[The task] Gather all lines from the material that contain the word "Roughness".

[Raw data]
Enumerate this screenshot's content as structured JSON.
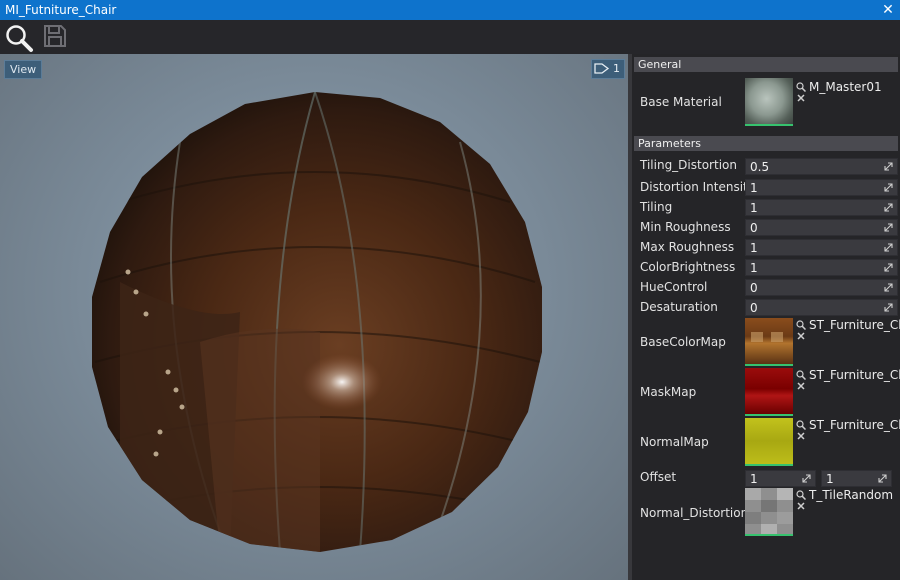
{
  "window": {
    "title": "MI_Futniture_Chair",
    "close_glyph": "✕"
  },
  "toolbar": {
    "search_icon": "search-icon",
    "save_icon": "save-icon"
  },
  "viewport": {
    "view_button_label": "View",
    "camera_speed": "1"
  },
  "panel": {
    "general_header": "General",
    "base_material_label": "Base Material",
    "base_material_value": "M_Master01",
    "parameters_header": "Parameters",
    "params": [
      {
        "label": "Tiling_Distortion",
        "value": "0.5"
      },
      {
        "label": "Distortion Intensity",
        "value": "1"
      },
      {
        "label": "Tiling",
        "value": "1"
      },
      {
        "label": "Min Roughness",
        "value": "0"
      },
      {
        "label": "Max Roughness",
        "value": "1"
      },
      {
        "label": "ColorBrightness",
        "value": "1"
      },
      {
        "label": "HueControl",
        "value": "0"
      },
      {
        "label": "Desaturation",
        "value": "0"
      }
    ],
    "textures": [
      {
        "label": "BaseColorMap",
        "asset": "ST_Furniture_Cha"
      },
      {
        "label": "MaskMap",
        "asset": "ST_Furniture_Cha"
      },
      {
        "label": "NormalMap",
        "asset": "ST_Furniture_Cha"
      }
    ],
    "offset": {
      "label": "Offset",
      "x": "1",
      "y": "1"
    },
    "normal_distortion": {
      "label": "Normal_Distortion",
      "asset": "T_TileRandom"
    }
  },
  "colors": {
    "titlebar": "#0e73cc",
    "accent_green": "#36c26e"
  }
}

[Solved problem]
        "label": "Min Roughness",
        "label": "Max Roughness",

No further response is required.